Scrape the mixture into a 2-cup gratin or other shallow ovenproof baking dish. Sprinkle the reserved Parmesan cheese over the top. (At this point, thd dip can be covered with plastic wrap and refrigerated for up to 24 hours before baking.)
Shortly before serving, bake for about 20 minutes, until the dip is slightly browned on top and bubbly hot. Let cool slightly before serving.
I served this with toasted baguette slices. Crisp raw veggies, baked pita chips or crackers would also make good dippers.
This is my entry in “Grow Your Own,” the twice-monthly food blogging event that celebrates growing our own food. It was started by Andrea of Andrea’s Recipes.
I celebrated the first really cool day of fall with one of our favorite cold-weather meals: meatloaf with mashed potatoes and gravy. I was also inspired by the food blogging event “National Meatloaf Appreciation Day.”
My meatloaf is a pretty traditional one – it’s from the Betty Crocker cookbook I was given by my mom when I got my first apartment in college. The only change I made is that I use 1 lb. of ground beef and 1/2 lb. of ground pork instead of 1-1/2 lbs. of ground beef.
This time, I put chili sauce on top instead of catsup. I still put catsup on my meatloaf after it’s sliced; Dan likes his with the gravy. We love it as is and since there are only two of us, we usually get to enjoy it for several days
I was sure I had all the ingredients I needed, but sure enough, one was missing – bread crumbs. Yeah, I could make my own, but it has to bake for an hour and a half already, so Dan went to the little store up the street. We almost ended up with Italian-flavored bread crumbs – would have been an interesting twist, I guess – but then he found the plain ones (shopping by cell phone, don’tcha know), so we used those. (When I want Italian-flavored bread crumbs, I want to season them myself with my own herbs from the garden.)
Anyway, it came out just a fabulous as we remembered – moist but firm and just delicious.
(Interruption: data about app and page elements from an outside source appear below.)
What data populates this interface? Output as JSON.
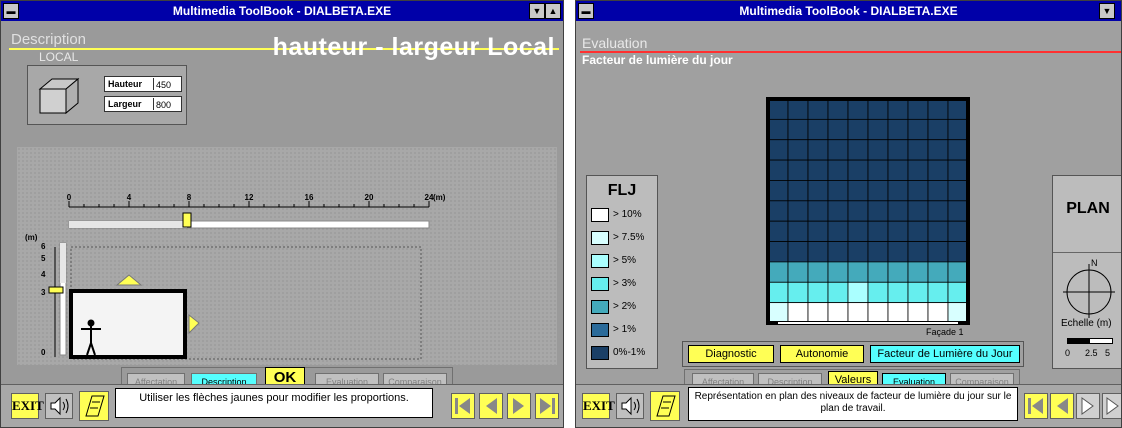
{
  "left": {
    "title": "Multimedia ToolBook - DIALBETA.EXE",
    "section": "Description",
    "subsection": "LOCAL",
    "heading": "hauteur - largeur Local",
    "fields": [
      {
        "label": "Hauteur",
        "value": "450"
      },
      {
        "label": "Largeur",
        "value": "800"
      }
    ],
    "ruler": {
      "ticks": [
        "0",
        "4",
        "8",
        "12",
        "16",
        "20",
        "24"
      ],
      "unit": "(m)"
    },
    "vruler": {
      "unit": "(m)",
      "ticks": [
        "6",
        "5",
        "4",
        "3",
        "0"
      ]
    },
    "tabs": [
      "Affectation",
      "Description",
      "OK",
      "Evaluation",
      "Comparaison"
    ],
    "message": "Utiliser les flèches jaunes pour modifier les proportions.",
    "exit_label": "EXIT"
  },
  "right": {
    "title": "Multimedia ToolBook - DIALBETA.EXE",
    "section": "Evaluation",
    "subtitle": "Facteur de lumière du jour",
    "legend_title": "FLJ",
    "legend": [
      {
        "label": "> 10%",
        "color": "#ffffff"
      },
      {
        "label": "> 7.5%",
        "color": "#d8ffff"
      },
      {
        "label": "> 5%",
        "color": "#aaffff"
      },
      {
        "label": "> 3%",
        "color": "#66eeee"
      },
      {
        "label": "> 2%",
        "color": "#44aabb"
      },
      {
        "label": "> 1%",
        "color": "#2a6a99"
      },
      {
        "label": "0%-1%",
        "color": "#1a3f66"
      }
    ],
    "facade_label": "Façade 1",
    "plan_label": "PLAN",
    "north_label": "N",
    "scale_label": "Echelle (m)",
    "scale_ticks": [
      "0",
      "2.5",
      "5"
    ],
    "eval_tabs": [
      "Diagnostic",
      "Autonomie",
      "Facteur de Lumière du Jour"
    ],
    "tabs": [
      "Affectation",
      "Description",
      "Valeurs",
      "Evaluation",
      "Comparaison"
    ],
    "message": "Représentation en plan des niveaux de facteur de lumière du jour sur le plan de travail.",
    "exit_label": "EXIT"
  }
}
I also made mashed potatoes and green beans with diced tomatoes and garlic – a real stick-to-your-ribs dinner.
Betty Crocker Meatloaf
1 pound lean ground beef
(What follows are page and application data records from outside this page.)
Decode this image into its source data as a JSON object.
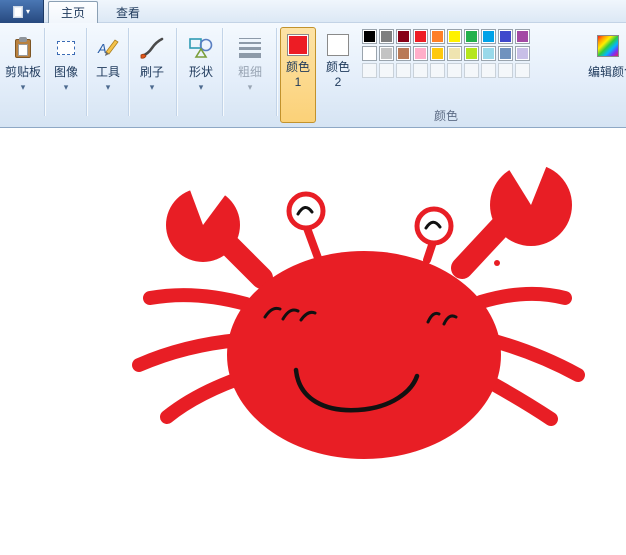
{
  "tabs": [
    {
      "label": "主页"
    },
    {
      "label": "查看"
    }
  ],
  "ribbon": {
    "groups": [
      {
        "label": "剪贴板"
      },
      {
        "label": "图像"
      },
      {
        "label": "工具"
      },
      {
        "label": "刷子"
      },
      {
        "label": "形状"
      },
      {
        "label": "粗细"
      }
    ],
    "color1_label": "颜色 1",
    "color2_label": "颜色 2",
    "edit_colors_label": "编辑颜色",
    "colors_group_label": "颜色"
  },
  "colors": {
    "color1": "#ed1c24",
    "color2": "#ffffff",
    "crab_red": "#e81e25",
    "palette_rows": [
      [
        "#000000",
        "#7f7f7f",
        "#880015",
        "#ed1c24",
        "#ff7f27",
        "#fff200",
        "#22b14c",
        "#00a2e8",
        "#3f48cc",
        "#a349a4"
      ],
      [
        "#ffffff",
        "#c3c3c3",
        "#b97a57",
        "#ffaec9",
        "#ffc90e",
        "#efe4b0",
        "#b5e61d",
        "#99d9ea",
        "#7092be",
        "#c8bfe7"
      ]
    ],
    "empty_slots": 10
  },
  "icons": {
    "dropdown_arrow": "▾"
  }
}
1/2 pound ground pork
1 cup milk
1 cup bread crumbs
1 tablespoon Worcestershire sauce
1 teaspoon chopped fresh sage leaves or 1/4 teaspoon dried sage leaves
1/2 teaspoon salt
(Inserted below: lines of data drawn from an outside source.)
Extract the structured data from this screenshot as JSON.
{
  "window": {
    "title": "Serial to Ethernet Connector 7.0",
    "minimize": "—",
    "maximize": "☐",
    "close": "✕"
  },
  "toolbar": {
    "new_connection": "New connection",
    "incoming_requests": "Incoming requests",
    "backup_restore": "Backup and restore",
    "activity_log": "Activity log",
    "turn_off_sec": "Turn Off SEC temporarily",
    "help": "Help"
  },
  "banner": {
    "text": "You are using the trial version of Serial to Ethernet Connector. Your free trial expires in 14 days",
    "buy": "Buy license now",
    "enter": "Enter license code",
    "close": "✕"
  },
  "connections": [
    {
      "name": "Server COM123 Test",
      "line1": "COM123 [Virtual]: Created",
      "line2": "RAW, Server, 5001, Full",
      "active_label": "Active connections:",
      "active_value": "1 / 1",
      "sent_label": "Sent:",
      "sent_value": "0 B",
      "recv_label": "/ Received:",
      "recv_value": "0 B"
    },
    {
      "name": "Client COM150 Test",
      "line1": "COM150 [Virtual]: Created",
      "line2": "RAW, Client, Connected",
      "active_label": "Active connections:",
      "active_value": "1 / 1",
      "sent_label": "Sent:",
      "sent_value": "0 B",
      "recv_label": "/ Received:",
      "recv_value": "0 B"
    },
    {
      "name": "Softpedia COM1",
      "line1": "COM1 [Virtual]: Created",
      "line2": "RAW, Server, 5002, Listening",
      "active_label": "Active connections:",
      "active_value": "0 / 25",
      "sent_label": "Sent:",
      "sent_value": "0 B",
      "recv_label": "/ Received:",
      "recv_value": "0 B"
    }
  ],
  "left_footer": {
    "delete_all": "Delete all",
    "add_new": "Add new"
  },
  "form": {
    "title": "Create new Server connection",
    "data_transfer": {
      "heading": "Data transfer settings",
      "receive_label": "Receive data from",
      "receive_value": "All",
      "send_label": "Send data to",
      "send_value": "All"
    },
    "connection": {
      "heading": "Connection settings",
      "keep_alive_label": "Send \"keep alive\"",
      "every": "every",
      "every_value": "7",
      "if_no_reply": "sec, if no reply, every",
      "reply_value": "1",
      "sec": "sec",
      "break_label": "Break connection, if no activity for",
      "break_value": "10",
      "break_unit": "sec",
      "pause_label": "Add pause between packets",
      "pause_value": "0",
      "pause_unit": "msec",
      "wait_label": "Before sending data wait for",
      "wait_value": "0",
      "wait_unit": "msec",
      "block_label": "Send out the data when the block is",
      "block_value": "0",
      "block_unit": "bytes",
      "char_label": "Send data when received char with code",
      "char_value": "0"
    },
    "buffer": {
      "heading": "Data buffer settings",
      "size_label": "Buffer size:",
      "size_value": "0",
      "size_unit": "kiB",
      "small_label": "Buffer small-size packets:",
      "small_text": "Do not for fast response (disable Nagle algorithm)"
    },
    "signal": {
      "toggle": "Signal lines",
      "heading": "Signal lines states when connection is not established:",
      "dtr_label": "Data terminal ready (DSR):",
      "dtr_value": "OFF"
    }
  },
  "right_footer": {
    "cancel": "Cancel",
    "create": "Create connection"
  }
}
1/2 teaspoon ground mustard
1/4 teaspoon pepper
1 garlic clove, finely chopped or 1/8 teaspoon garlic powder
3 slices bread, torn into small pieces
1 small onion, chopped (1/4 cup)
1/2 cup catsup, chili sauce or barbecue sauce
Heat oven to 350°F. Mix all ingredients except ketchup. Spread mixture in ungreased loaf pan, 8 1/2×4 1/2×2 1/2 or 9x5x3 inches, or shape into 9×5-inch loaf in ungreased rectangular pan, 13x9x2 inches. Spread catsup over top. Bake uncovered 1 1/2 hours.
I’m still going to dinner with friends almost every Wednesday evening, and this summer has been especially fun, because Ghent, the neighborhood in Norfolk where I work, has been the site of a Taste of Ghent event.
Every Wednesday during the summer, a group of restaurants has offered a fixed-price, three-course meal for $18. There is one or more appetizers to choose from, usually two main courses, and a dessert. So far, for me, the most memorable was at The New Belmont: a house salad; tempura-fried lobster tail with raspberry cream; and chocolate mousse. It was perfectly prepared and just delicious. Can’t beat that for $18.
Last week, we went to Amalfi, an Italian place, for another very good meal. I had a house salad with Italian dressing, chicken breast stuffed with spinach and fontina, and a cannoli dessert; Barbara and Liz both ordered salmon, which they thoroughly enjoyed. Barbara got the tiramisu and Liz ordered a Napoleon. We shared the desserts. Yummy!
I’ve been remiss in posting about my weekly dinners with friends. Last week, we went to the No Frill Grill. During the entire month of April, they’re having a special where, for every appetizer and dessert ordered, they will donate $1 to the Children’s Hospital of The King’s Daughters.
So I went with four friends and we ordered five appetizers and two desserts. It was great, we all got plenty to eat, and did some good for the children’s hospital. The No Frill Grill is always a good value, but especially so this month. Dig in!